The answer is to be one number: the count of lines in this listing that have the string "image".
***** Data to examine
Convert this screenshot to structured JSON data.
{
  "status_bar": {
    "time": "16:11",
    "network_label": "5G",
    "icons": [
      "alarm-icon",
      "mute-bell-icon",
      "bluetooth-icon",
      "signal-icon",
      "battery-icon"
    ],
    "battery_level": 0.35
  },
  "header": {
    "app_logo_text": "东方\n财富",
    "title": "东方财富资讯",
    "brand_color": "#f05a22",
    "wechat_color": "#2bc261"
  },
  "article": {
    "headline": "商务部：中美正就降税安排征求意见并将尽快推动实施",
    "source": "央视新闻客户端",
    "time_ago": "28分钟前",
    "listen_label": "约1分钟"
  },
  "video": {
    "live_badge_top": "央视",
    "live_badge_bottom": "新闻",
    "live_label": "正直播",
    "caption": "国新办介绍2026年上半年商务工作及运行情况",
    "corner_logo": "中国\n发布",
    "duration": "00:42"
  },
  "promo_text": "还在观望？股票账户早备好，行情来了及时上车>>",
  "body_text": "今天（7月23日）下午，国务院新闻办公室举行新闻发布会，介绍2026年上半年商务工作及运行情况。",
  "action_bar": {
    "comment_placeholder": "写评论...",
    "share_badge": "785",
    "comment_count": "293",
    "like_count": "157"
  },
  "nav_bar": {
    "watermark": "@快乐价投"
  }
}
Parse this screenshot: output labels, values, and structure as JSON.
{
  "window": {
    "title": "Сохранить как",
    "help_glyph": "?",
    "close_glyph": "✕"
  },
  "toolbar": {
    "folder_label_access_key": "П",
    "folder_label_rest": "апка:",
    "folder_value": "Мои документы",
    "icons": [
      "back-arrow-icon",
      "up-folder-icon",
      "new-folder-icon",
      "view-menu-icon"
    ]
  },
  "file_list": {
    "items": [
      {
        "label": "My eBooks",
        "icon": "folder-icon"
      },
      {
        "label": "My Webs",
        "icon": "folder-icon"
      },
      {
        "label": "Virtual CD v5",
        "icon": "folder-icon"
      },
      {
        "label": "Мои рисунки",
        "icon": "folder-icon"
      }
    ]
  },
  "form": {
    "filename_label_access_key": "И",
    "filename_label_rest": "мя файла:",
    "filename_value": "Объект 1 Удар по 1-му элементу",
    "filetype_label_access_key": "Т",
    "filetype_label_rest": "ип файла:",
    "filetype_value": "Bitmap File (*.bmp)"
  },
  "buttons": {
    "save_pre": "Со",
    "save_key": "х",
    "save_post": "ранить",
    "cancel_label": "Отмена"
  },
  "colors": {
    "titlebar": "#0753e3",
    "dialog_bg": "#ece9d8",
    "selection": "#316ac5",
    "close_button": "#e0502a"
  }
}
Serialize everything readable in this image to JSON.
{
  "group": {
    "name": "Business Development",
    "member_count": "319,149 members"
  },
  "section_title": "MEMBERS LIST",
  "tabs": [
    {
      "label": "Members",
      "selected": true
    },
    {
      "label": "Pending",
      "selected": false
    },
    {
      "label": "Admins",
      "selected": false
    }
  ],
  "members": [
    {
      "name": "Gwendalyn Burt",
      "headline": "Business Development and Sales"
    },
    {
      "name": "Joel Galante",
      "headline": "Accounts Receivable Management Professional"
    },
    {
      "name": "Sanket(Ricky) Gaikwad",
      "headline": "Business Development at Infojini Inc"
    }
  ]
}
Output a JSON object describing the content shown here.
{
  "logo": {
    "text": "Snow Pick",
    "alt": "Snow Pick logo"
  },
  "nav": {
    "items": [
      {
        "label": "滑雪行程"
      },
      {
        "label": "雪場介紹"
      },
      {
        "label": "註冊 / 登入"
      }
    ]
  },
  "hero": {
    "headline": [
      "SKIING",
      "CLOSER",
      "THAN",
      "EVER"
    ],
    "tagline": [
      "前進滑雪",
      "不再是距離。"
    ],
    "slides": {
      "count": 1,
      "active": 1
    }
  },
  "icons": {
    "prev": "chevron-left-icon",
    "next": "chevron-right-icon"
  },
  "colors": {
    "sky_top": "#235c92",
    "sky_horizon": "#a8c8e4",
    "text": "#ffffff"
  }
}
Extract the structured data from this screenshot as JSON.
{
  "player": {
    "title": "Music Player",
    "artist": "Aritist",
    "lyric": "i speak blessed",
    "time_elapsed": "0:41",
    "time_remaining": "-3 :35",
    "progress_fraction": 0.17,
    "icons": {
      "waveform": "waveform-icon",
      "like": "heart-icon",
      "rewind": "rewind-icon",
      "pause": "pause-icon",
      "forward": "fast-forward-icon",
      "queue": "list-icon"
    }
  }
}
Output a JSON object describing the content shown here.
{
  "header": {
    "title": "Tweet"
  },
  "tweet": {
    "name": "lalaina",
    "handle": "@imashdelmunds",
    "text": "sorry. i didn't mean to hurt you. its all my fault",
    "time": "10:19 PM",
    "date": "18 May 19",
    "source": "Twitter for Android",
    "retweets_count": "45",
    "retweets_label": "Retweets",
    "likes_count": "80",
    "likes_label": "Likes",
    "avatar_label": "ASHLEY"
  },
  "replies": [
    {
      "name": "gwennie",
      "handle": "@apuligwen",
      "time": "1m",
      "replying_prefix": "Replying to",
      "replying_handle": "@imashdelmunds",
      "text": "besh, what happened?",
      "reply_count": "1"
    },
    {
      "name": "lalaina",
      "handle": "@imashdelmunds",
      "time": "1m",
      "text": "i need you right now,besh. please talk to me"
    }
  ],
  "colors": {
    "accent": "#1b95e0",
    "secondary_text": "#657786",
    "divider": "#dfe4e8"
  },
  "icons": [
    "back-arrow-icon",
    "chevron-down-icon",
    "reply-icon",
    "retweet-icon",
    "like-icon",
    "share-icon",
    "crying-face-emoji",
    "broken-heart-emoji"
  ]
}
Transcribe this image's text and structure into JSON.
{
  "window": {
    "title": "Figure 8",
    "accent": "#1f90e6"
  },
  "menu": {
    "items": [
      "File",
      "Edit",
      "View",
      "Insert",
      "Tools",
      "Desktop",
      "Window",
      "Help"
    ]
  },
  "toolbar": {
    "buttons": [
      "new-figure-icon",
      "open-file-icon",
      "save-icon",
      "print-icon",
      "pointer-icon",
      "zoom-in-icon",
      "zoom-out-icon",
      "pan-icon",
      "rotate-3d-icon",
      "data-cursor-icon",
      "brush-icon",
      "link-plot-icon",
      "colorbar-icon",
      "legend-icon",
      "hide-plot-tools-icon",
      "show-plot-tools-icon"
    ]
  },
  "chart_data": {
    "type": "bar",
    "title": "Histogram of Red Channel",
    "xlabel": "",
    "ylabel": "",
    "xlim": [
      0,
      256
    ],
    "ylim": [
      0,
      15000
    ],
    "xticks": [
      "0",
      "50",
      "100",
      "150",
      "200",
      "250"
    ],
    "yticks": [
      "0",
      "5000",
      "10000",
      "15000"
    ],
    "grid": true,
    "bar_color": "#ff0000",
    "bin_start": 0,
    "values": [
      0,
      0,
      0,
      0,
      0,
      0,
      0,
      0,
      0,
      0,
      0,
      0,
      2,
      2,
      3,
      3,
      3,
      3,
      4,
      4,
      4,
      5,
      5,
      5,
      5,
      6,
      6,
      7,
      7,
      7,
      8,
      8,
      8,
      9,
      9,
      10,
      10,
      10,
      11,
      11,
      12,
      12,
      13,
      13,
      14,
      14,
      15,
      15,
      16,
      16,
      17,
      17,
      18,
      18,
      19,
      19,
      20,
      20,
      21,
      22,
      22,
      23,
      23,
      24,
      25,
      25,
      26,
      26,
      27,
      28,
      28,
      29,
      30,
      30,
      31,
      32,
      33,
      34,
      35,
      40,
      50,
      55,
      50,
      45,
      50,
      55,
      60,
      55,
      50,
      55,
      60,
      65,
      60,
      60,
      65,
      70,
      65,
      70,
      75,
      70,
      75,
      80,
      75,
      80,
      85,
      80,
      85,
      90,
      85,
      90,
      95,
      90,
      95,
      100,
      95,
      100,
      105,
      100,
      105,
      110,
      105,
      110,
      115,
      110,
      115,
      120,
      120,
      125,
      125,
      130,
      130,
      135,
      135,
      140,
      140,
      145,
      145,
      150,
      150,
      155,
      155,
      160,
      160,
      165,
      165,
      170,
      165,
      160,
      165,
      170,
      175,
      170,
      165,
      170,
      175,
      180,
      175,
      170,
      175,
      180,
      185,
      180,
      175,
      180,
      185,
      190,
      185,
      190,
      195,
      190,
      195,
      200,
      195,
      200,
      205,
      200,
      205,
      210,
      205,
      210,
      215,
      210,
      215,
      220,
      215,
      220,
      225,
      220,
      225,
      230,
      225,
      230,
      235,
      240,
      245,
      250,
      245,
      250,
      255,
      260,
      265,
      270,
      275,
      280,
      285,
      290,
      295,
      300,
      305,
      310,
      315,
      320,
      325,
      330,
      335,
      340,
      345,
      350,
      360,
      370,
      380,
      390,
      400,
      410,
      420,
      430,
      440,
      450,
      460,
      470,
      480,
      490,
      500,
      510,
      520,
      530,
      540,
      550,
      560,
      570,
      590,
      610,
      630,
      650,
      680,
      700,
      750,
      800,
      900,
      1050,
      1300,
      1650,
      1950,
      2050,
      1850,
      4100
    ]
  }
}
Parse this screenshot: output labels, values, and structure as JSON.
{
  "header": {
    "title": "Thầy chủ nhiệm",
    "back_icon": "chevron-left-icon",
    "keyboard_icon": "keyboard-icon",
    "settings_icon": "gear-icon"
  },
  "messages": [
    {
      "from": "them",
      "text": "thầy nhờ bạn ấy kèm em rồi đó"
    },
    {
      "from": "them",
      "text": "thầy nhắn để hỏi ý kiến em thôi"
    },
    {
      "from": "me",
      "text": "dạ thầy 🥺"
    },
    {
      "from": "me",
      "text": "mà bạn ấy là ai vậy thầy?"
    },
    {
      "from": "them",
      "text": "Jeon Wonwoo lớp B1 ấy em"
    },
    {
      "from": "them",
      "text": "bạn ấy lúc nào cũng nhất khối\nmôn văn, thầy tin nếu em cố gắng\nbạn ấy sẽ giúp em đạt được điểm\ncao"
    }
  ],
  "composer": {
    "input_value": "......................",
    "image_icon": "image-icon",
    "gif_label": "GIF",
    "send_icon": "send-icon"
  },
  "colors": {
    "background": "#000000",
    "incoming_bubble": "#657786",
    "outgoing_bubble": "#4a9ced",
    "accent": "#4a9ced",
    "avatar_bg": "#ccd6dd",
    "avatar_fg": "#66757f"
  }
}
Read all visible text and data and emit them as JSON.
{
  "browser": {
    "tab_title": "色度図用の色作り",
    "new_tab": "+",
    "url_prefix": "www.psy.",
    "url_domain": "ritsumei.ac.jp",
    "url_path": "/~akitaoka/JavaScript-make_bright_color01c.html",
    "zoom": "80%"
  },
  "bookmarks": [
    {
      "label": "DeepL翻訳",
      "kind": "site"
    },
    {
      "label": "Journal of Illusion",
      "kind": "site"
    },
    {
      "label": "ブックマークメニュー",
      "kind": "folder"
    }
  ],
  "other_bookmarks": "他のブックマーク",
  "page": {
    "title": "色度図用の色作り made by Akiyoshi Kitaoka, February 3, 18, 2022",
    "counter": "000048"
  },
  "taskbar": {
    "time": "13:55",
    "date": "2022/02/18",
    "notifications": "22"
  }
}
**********
Final answer
3